David said...

Sure, I agree with all the above stats. They do make sense. But that doesn't tell the whole story.

To be a trully elite goalie in the NHL, one must also be tough mentally. Tough enough to make that one (or more) key timely save in big pressure filled money games.

Price seemed to have it at the world juniours and in his early AHL playoff sojourn. But this is the NHL.

So this is The X-factor. Brodeur had it. Roy had it. Does Pricey have it?

Olivier said...

I like Price and I think this is a nice contract. Because of the situation Arpon alluded to in a recent post regarding the habs cap situation next year, Gauthier probably couldn't afford to sign Price for a one-year qualifying offer. The risk of having Price ask for 3.5+ millions next year (and thus throwing a wrench in a delicate if wholly manageable situation) were too high, so he split the risk by paying Carey up front. Nice move.
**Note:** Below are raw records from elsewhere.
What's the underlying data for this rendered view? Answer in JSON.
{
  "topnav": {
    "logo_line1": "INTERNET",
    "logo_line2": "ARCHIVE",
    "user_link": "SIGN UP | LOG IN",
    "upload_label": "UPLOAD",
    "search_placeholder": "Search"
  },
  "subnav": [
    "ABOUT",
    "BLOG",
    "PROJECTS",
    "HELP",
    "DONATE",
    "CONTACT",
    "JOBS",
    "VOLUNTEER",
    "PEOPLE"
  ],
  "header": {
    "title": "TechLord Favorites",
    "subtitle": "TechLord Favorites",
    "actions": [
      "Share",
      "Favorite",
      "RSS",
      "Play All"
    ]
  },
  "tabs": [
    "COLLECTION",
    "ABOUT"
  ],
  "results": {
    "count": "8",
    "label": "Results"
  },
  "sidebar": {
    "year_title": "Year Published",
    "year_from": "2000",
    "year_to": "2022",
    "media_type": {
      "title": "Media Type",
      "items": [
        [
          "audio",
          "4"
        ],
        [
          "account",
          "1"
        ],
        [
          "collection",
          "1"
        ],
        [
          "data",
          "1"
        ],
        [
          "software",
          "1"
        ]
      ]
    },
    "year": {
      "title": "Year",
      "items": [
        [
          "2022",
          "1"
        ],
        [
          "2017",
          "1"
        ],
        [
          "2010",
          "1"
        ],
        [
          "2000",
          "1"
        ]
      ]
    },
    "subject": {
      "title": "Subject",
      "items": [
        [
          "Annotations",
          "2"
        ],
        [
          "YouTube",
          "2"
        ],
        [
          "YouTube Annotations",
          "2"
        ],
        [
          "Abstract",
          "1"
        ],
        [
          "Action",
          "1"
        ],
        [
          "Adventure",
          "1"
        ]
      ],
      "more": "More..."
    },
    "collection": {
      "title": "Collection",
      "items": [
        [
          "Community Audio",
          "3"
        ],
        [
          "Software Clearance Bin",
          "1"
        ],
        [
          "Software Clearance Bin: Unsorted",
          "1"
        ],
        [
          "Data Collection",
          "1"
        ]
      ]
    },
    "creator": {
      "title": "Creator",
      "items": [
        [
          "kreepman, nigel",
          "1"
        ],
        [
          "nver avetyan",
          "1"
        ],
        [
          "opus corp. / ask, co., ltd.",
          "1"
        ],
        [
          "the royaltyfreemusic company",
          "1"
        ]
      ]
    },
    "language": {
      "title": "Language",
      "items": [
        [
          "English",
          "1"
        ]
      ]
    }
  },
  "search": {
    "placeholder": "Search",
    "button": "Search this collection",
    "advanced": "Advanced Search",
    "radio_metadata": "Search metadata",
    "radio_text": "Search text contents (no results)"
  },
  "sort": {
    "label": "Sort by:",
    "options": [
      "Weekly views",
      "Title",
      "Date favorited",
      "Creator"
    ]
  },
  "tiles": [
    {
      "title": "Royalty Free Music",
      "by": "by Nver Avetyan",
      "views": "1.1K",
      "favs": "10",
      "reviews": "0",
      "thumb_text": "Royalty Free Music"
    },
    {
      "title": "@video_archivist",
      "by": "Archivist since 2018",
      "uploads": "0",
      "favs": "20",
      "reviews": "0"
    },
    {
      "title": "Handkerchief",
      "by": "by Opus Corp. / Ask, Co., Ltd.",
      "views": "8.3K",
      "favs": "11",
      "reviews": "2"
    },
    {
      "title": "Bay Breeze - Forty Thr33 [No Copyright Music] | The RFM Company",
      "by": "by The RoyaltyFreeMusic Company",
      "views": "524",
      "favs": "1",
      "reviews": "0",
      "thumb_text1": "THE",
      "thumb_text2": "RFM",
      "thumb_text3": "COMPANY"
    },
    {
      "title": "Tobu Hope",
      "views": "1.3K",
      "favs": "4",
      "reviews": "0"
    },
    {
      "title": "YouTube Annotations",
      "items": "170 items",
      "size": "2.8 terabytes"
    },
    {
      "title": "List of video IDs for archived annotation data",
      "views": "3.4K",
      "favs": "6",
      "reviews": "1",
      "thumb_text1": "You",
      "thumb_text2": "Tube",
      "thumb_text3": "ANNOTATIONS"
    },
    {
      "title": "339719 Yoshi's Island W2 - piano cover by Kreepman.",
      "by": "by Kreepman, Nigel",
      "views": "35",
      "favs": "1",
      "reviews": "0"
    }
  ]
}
I'm still annoyed with Auld, tough. I couldn't care less about Price's mental makeup; the one goalie model is dead in the NHL. Every good team now must count on two goaltenders who can be good for 40+ games so the team is covered for injuries and doubles its chances of having one of them go white-hot in the playoffs. The playoffs thing is especially important and is to me the reason why the 6+mil a year #1 goaltender is now detrimental to playoffs success. The Hawks could go over Huet's salary last year because they still had Toews and Kane on value contracts but it was vital for them to send Cristo to Fribourg this year.

So I'm glad we have Price locked up for a reasonable price, but the emphasis put on him being the go to guy (and Auld's hiring) tells me we are now more vulnerable in goals. Oh well.

MathMan said...

@Olivier: Not disagreeing with you, obviously the Habs are weaker in goal if only because Halak is better than Auld (that shouldn't be too controversial ;) ).

But there was no way they were going to match last year's tandem on a budget equal to Halak's new cap hit alone. The Habs are getting a fair amount of goaltending for a 3.75 million cap hit. It's not as much as they did last year, obviously, but that was really an exceptional situation.